## Your task
In the records below, find each line that holds "服务器功能" and return it.

==== Data for review

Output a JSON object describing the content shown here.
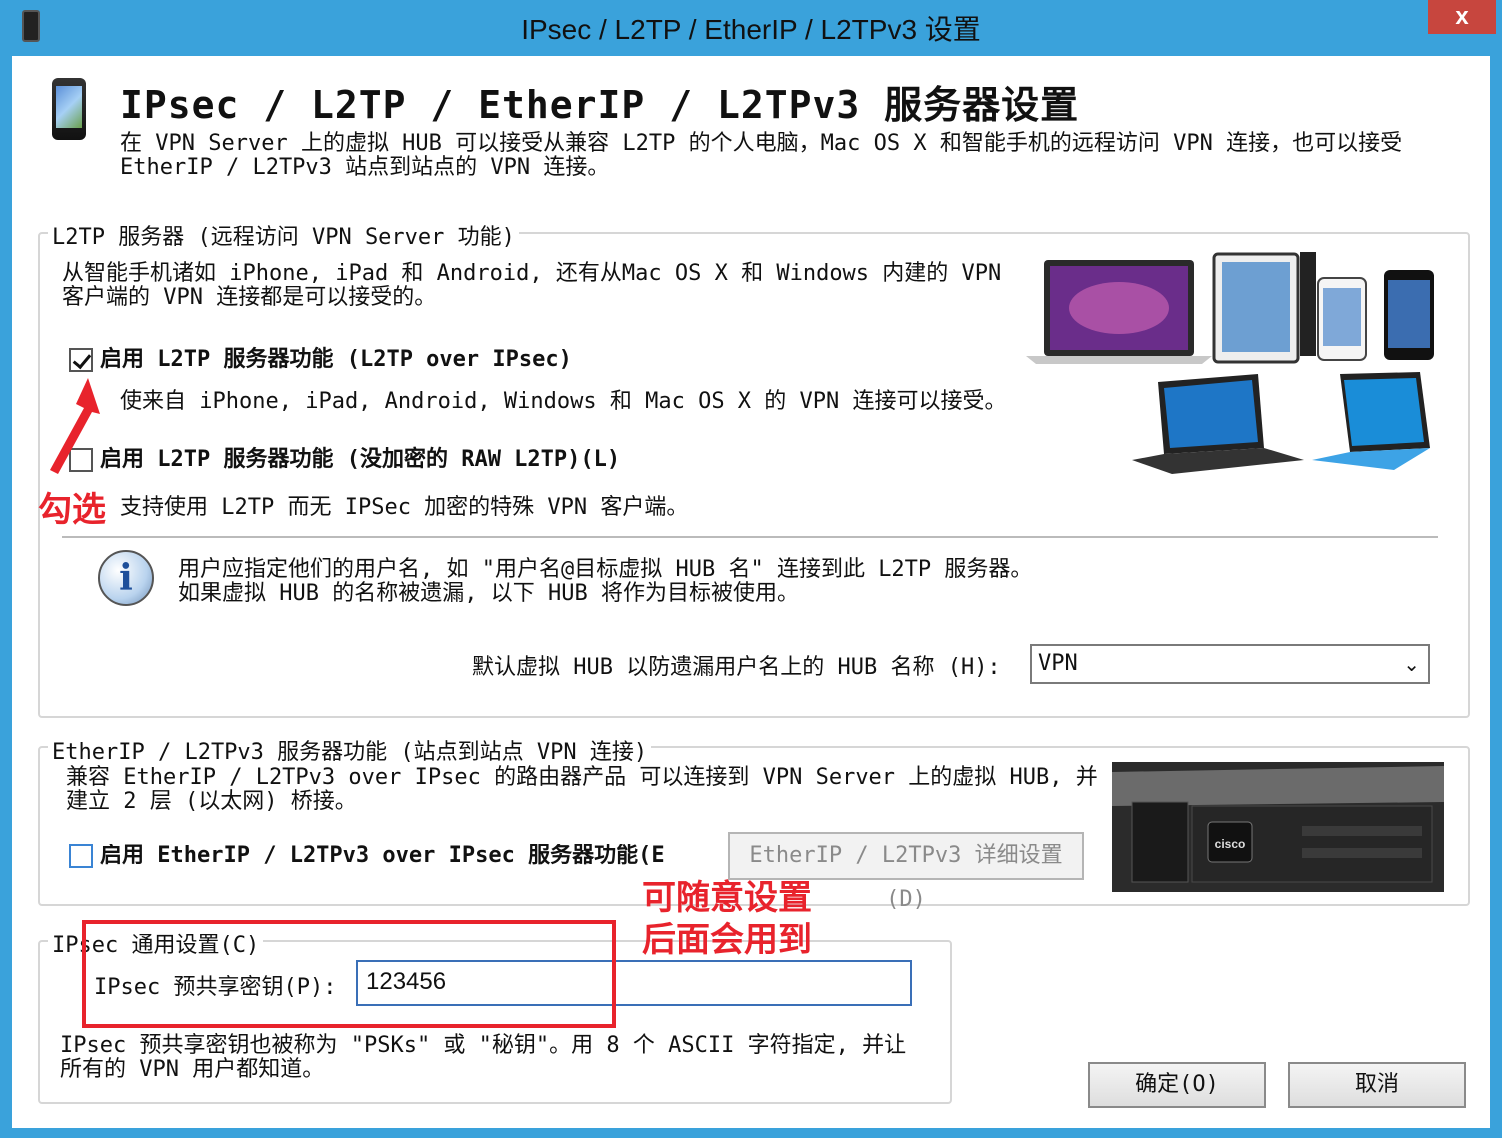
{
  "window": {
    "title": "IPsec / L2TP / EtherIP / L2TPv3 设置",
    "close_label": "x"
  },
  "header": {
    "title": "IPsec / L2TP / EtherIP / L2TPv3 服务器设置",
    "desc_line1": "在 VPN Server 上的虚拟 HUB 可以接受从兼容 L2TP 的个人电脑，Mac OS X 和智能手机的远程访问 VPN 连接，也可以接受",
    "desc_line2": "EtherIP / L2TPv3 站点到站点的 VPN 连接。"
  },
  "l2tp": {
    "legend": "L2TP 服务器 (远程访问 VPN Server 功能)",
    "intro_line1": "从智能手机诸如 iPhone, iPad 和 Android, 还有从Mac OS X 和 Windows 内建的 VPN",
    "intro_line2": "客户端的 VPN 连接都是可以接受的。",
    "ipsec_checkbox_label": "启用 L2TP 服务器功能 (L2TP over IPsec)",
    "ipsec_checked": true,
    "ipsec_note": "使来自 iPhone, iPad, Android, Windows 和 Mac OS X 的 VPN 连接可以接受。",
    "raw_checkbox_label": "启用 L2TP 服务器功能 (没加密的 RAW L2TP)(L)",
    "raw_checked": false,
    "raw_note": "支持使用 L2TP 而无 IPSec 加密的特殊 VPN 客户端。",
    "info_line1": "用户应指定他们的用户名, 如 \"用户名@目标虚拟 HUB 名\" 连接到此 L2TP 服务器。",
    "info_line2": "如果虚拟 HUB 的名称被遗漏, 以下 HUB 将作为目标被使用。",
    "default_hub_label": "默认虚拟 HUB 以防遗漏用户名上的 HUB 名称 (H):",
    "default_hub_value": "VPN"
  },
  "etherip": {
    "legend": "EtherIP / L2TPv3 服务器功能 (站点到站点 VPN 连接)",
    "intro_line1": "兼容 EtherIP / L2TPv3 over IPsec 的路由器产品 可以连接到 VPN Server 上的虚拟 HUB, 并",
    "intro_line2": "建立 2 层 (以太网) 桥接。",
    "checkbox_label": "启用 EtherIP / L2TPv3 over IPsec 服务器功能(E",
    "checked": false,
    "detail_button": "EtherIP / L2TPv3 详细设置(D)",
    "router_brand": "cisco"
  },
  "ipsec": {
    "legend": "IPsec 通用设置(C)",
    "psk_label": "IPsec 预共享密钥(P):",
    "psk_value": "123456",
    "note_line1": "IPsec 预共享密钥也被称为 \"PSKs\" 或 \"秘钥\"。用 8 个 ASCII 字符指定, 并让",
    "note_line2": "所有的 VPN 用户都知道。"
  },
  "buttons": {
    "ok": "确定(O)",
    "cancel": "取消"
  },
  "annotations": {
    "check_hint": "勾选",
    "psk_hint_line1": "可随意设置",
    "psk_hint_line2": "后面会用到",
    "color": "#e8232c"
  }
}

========
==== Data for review

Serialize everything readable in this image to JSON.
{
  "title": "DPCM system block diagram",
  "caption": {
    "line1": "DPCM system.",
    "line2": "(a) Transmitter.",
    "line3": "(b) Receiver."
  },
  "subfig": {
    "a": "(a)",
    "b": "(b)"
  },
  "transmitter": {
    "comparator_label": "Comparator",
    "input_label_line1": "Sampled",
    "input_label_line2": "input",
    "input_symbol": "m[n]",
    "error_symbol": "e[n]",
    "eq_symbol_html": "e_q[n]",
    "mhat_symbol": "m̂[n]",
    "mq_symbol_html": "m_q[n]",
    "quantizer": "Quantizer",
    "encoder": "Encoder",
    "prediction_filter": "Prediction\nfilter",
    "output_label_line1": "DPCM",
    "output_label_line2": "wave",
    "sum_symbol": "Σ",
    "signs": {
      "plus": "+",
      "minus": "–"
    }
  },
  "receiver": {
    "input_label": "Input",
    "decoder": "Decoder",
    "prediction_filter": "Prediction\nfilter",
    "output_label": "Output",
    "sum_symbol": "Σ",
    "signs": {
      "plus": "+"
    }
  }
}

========

## Expected answer
    "ipsec_checkbox_label": "启用 L2TP 服务器功能 (L2TP over IPsec)",
    "raw_checkbox_label": "启用 L2TP 服务器功能 (没加密的 RAW L2TP)(L)",
    "legend": "EtherIP / L2TPv3 服务器功能 (站点到站点 VPN 连接)",
    "checkbox_label": "启用 EtherIP / L2TPv3 over IPsec 服务器功能(E",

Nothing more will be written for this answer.